A local shop sign on Papa © Mark Rowe
Take the world’s shortest scheduled flight to this beautiful little island; with a strong tailwind you’ll be up and down inside 60 seconds.
Known as ‘Papay’ to its inhabitants and everyone else on Orkney, Papa Westray is one of those resonant names that brings to mind a far-flung location on the periphery of everyday life. Perched at the north of the Orkney archipelago, 20 miles north of Kirkwall, and lying more or less on the same latitude as Stavanger in Norway, Papay certainly ticks the geographical box for remoteness. Gaze north from the appropriately named North Hill and you’re looking at water unbroken until you reach the Arctic. This is an island where mains electricity only arrived in 1980. There is, though, a certain irony in the fact that an island so cherished for being ‘away from it all’ is so well connected to the outside world, with its prime attraction being the blink-and-you-miss-it flight from neighbouring Westray.

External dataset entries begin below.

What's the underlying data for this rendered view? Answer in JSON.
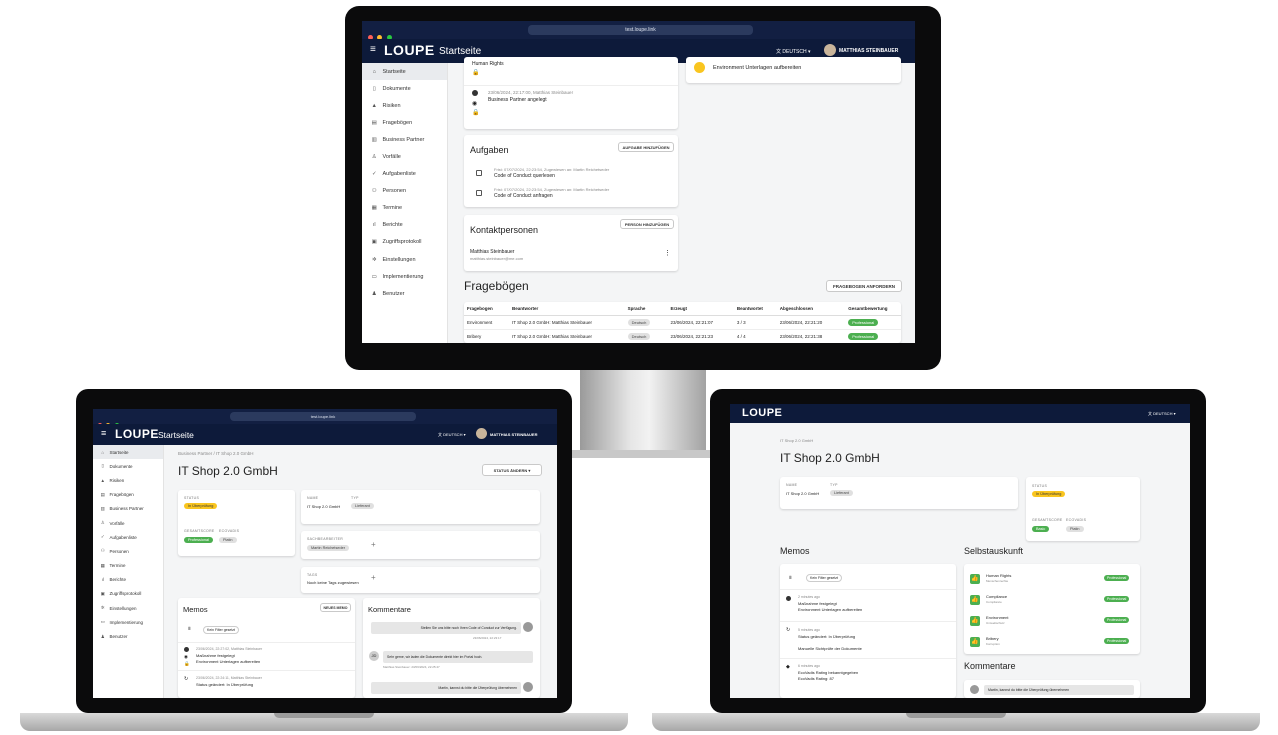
{
  "browser": {
    "url": "test.loupe.link"
  },
  "app": {
    "logo": "LOUPE",
    "page_title": "Startseite",
    "language": "DEUTSCH",
    "user": "MATTHIAS STEINBAUER"
  },
  "sidebar": {
    "items": [
      {
        "label": "Startseite",
        "icon": "home-icon"
      },
      {
        "label": "Dokumente",
        "icon": "document-icon"
      },
      {
        "label": "Risiken",
        "icon": "warning-icon"
      },
      {
        "label": "Fragebögen",
        "icon": "form-icon"
      },
      {
        "label": "Business Partner",
        "icon": "business-icon"
      },
      {
        "label": "Vorfälle",
        "icon": "incident-icon"
      },
      {
        "label": "Aufgabenliste",
        "icon": "check-icon"
      },
      {
        "label": "Personen",
        "icon": "people-icon"
      },
      {
        "label": "Termine",
        "icon": "calendar-icon"
      },
      {
        "label": "Berichte",
        "icon": "chart-icon"
      },
      {
        "label": "Zugriffsprotokoll",
        "icon": "protocol-icon"
      },
      {
        "label": "Einstellungen",
        "icon": "gear-icon"
      },
      {
        "label": "Implementierung",
        "icon": "implementation-icon"
      },
      {
        "label": "Benutzer",
        "icon": "user-icon"
      }
    ]
  },
  "desktop": {
    "history": [
      {
        "text": "Human Rights"
      },
      {
        "meta": "23/06/2024, 22:17:00, Matthias Steinbauer",
        "text": "Business Partner angelegt"
      }
    ],
    "right_task": "Environment Unterlagen aufbereiten",
    "tasks": {
      "title": "Aufgaben",
      "add_button": "AUFGABE HINZUFÜGEN",
      "items": [
        {
          "meta": "Frist: 07/07/2024, 22:23:54, Zugewiesen an: Martin Reichetseder",
          "text": "Code of Conduct querlesen"
        },
        {
          "meta": "Frist: 07/07/2024, 22:23:54, Zugewiesen an: Martin Reichetseder",
          "text": "Code of Conduct anfragen"
        }
      ]
    },
    "contacts": {
      "title": "Kontaktpersonen",
      "add_button": "PERSON HINZUFÜGEN",
      "name": "Matthias Steinbauer",
      "email": "matthias.steinbauer@me.com"
    },
    "questionnaires": {
      "title": "Fragebögen",
      "request_button": "FRAGEBOGEN ANFORDERN",
      "columns": [
        "Fragebogen",
        "Beantworter",
        "Sprache",
        "Erzeugt",
        "Beantwortet",
        "Abgeschlossen",
        "Gesamtbewertung"
      ],
      "rows": [
        [
          "Environment",
          "IT Shop 2.0 GmbH: Matthias Steinbauer",
          "Deutsch",
          "23/06/2024, 22:21:07",
          "3 / 3",
          "23/06/2024, 22:21:20",
          "Professional"
        ],
        [
          "Bribery",
          "IT Shop 2.0 GmbH: Matthias Steinbauer",
          "Deutsch",
          "23/06/2024, 22:21:23",
          "4 / 4",
          "23/06/2024, 22:21:38",
          "Professional"
        ]
      ]
    }
  },
  "laptop_left": {
    "breadcrumb": "Business Partner / IT Shop 2.0 GmbH",
    "title": "IT Shop 2.0 GmbH",
    "status_button": "STATUS ÄNDERN",
    "status_label": "STATUS",
    "status_value": "In Überprüfung",
    "bewertung_label": "GESAMTSCORE",
    "bewertung_value": "Professional",
    "ecovadis_label": "ECOVADIS",
    "ecovadis_value": "Platin",
    "name_label": "NAME",
    "name_value": "IT Shop 2.0 GmbH",
    "typ_label": "TYP",
    "typ_value": "Lieferant",
    "sach_label": "SACHBEARBEITER",
    "sach_value": "Martin Reichetseder",
    "tags_label": "TAGS",
    "tags_value": "Noch keine Tags zugewiesen",
    "memos": {
      "title": "Memos",
      "new_button": "NEUES MEMO",
      "filter": "Kein Filter gesetzt",
      "items": [
        {
          "meta": "23/06/2024, 22:27:02, Matthias Steinbauer",
          "text1": "Maßnahme festgelegt",
          "text2": "Environment Unterlagen aufbereiten"
        },
        {
          "meta": "23/06/2024, 22:24:11, Matthias Steinbauer",
          "text1": "Status geändert: In Überprüfung",
          "text2": ""
        }
      ]
    },
    "comments": {
      "title": "Kommentare",
      "items": [
        {
          "text": "Stellen Sie uns bitte noch Ihren Code of Conduct zur Verfügung.",
          "meta": "23/06/2024, 22:23:17",
          "side": "right"
        },
        {
          "text": "Sehr gerne, wir laden die Dokumente direkt hier im Portal hoch.",
          "meta": "Matthias Steinbauer: 23/06/2024, 22:25:47",
          "side": "left",
          "initials": "JD"
        },
        {
          "text": "Martin, kannst du bitte die Überprüfung übernehmen",
          "meta": "",
          "side": "right"
        }
      ]
    }
  },
  "laptop_right": {
    "breadcrumb": "IT Shop 2.0 GmbH",
    "title": "IT Shop 2.0 GmbH",
    "name_label": "NAME",
    "name_value": "IT Shop 2.0 GmbH",
    "typ_label": "TYP",
    "typ_value": "Lieferant",
    "status_label": "STATUS",
    "status_value": "In Überprüfung",
    "score_label": "GESAMTSCORE",
    "score_value": "Basic",
    "ecovadis_label": "ECOVADIS",
    "ecovadis_value": "Platin",
    "memos": {
      "title": "Memos",
      "filter": "Kein Filter gesetzt",
      "items": [
        {
          "meta": "2 minutes ago",
          "text1": "Maßnahme festgelegt",
          "text2": "Environment Unterlagen aufbereiten"
        },
        {
          "meta": "5 minutes ago",
          "text1": "Status geändert: In Überprüfung",
          "text2": "Manuelle Sichtprüfe der Dokumente"
        },
        {
          "meta": "6 minutes ago",
          "text1": "EcoVadis Rating bekanntgegeben",
          "text2": "EcoVadis Rating: 87"
        }
      ]
    },
    "self_disclosure": {
      "title": "Selbstauskunft",
      "items": [
        {
          "name": "Human Rights",
          "sub": "Menschenrechte",
          "rating": "Professional"
        },
        {
          "name": "Compliance",
          "sub": "Compliance",
          "rating": "Professional"
        },
        {
          "name": "Environment",
          "sub": "Umweltschutz",
          "rating": "Professional"
        },
        {
          "name": "Bribery",
          "sub": "Korruption",
          "rating": "Professional"
        }
      ]
    },
    "comments": {
      "title": "Kommentare",
      "first": "Martin, kannst du bitte die Überprüfung übernehmen"
    }
  },
  "colors": {
    "navy": "#0d1a3a",
    "green": "#4caf50",
    "yellow": "#f9c51f"
  }
}
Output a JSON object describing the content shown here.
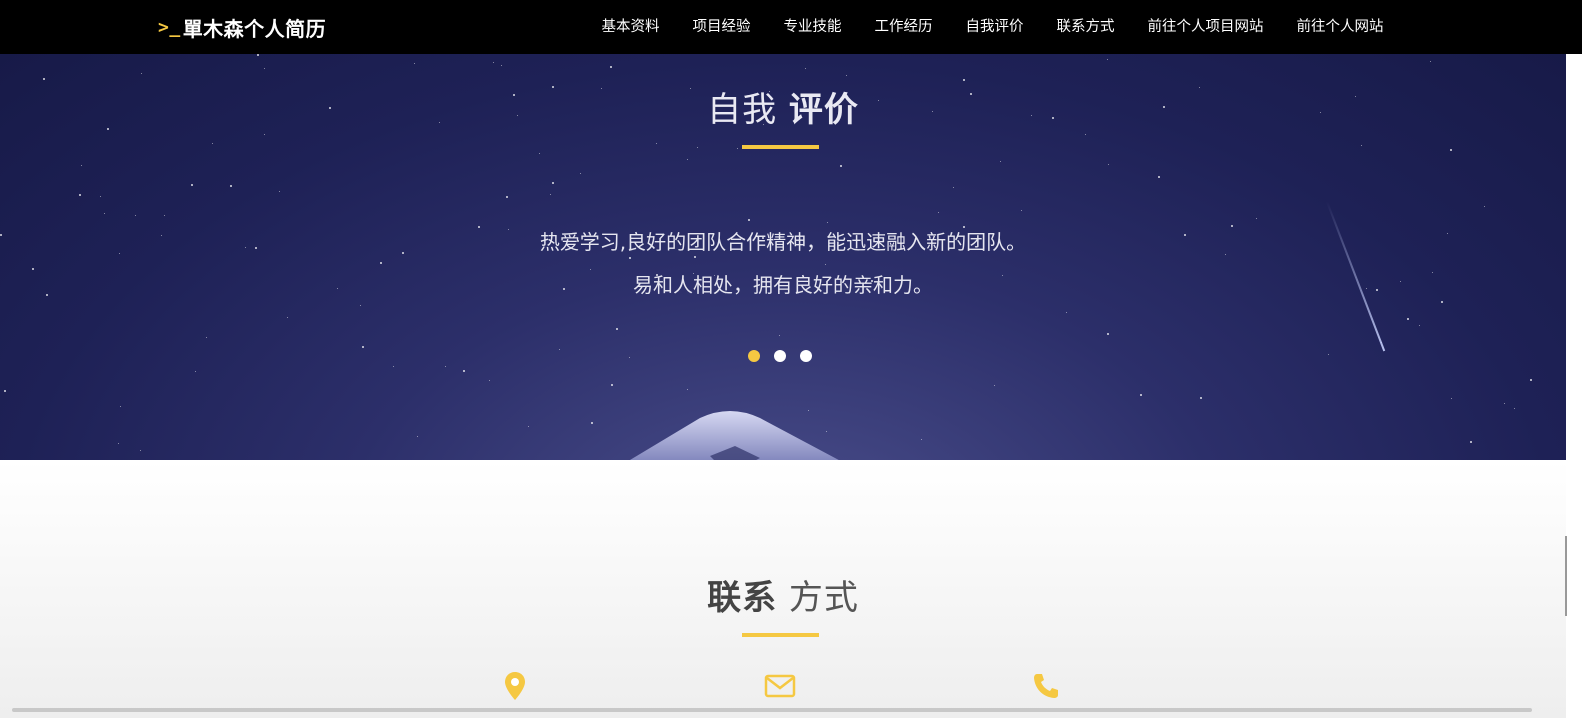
{
  "brand": {
    "prompt": ">_",
    "name": "單木森个人简历"
  },
  "nav": {
    "items": [
      {
        "label": "基本资料"
      },
      {
        "label": "项目经验"
      },
      {
        "label": "专业技能"
      },
      {
        "label": "工作经历"
      },
      {
        "label": "自我评价"
      },
      {
        "label": "联系方式"
      },
      {
        "label": "前往个人项目网站"
      },
      {
        "label": "前往个人网站"
      }
    ]
  },
  "self_eval": {
    "title_light": "自我",
    "title_bold": "评价",
    "lines": [
      "热爱学习,良好的团队合作精神，能迅速融入新的团队。",
      "易和人相处，拥有良好的亲和力。"
    ],
    "carousel_active": 1,
    "carousel_count": 3
  },
  "contact": {
    "title_bold": "联系",
    "title_light": "方式",
    "icons": [
      "location-pin-icon",
      "envelope-icon",
      "phone-icon"
    ]
  },
  "colors": {
    "accent": "#f5c842",
    "navbar": "#000000",
    "hero_bg": "#1e2156"
  }
}
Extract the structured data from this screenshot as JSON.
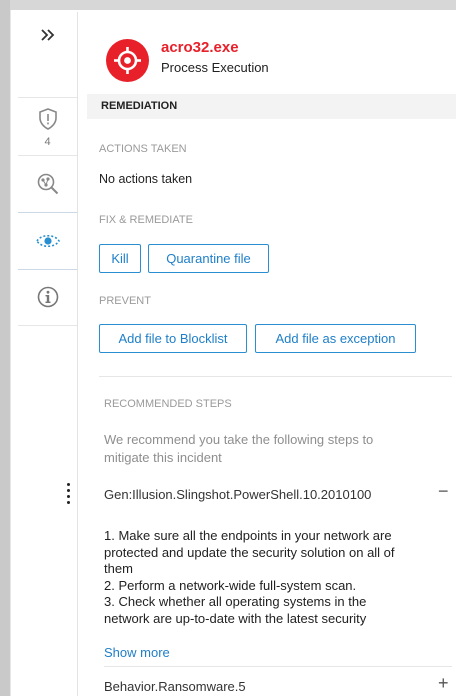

Papay is tiny, just 4 miles long by a mile wide, yet there is plenty to keep you here for considerably longer than it takes the aircraft to fly here. The island has important Neolithic sites, viewed in the extraordinary light that you only really experience on small islands: fine, delicate sky blues that blur with sandy beaches and dark green moorlands. All this is framed and infilled by a fabulously indented coastline of cliffs, bays and farmland.